Records shown:
%%

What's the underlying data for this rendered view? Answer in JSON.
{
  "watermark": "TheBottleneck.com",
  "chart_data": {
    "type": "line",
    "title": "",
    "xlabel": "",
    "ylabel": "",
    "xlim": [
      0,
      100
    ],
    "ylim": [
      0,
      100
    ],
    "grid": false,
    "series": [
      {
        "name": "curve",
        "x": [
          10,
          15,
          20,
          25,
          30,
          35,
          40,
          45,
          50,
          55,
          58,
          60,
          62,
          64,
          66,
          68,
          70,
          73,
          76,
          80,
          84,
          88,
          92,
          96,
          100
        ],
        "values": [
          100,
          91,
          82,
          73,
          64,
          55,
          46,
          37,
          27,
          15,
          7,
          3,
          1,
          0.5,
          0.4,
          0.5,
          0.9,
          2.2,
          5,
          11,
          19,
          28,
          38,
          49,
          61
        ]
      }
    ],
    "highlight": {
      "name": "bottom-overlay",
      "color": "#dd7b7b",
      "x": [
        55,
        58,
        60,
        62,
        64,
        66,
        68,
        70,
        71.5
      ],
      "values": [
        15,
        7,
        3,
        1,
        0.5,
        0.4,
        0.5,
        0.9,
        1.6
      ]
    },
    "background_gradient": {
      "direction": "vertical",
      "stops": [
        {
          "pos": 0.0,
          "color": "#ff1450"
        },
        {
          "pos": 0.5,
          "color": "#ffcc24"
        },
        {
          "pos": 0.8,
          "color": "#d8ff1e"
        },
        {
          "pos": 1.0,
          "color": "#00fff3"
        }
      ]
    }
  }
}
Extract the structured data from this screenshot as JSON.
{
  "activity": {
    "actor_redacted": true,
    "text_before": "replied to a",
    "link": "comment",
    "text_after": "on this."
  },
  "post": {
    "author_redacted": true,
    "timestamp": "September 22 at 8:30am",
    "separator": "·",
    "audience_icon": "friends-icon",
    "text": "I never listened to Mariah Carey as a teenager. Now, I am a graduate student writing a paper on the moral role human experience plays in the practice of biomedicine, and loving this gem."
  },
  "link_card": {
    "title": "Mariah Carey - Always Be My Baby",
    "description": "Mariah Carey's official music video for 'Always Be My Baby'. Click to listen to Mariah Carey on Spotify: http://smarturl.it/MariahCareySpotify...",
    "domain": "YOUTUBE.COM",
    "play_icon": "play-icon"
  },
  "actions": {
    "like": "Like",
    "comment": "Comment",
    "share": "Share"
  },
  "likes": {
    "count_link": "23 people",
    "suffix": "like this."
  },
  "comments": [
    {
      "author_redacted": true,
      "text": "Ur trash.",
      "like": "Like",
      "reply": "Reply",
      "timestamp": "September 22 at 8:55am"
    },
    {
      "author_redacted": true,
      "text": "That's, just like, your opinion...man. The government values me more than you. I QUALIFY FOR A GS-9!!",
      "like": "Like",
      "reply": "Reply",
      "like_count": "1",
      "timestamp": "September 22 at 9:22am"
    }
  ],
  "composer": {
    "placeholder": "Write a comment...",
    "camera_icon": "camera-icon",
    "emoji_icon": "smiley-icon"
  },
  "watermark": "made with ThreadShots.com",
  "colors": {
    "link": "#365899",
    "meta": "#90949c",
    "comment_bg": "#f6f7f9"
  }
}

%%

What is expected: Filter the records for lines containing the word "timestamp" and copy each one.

Response to the task:
    "timestamp": "September 22 at 8:30am",
      "timestamp": "September 22 at 8:55am"
      "timestamp": "September 22 at 9:22am"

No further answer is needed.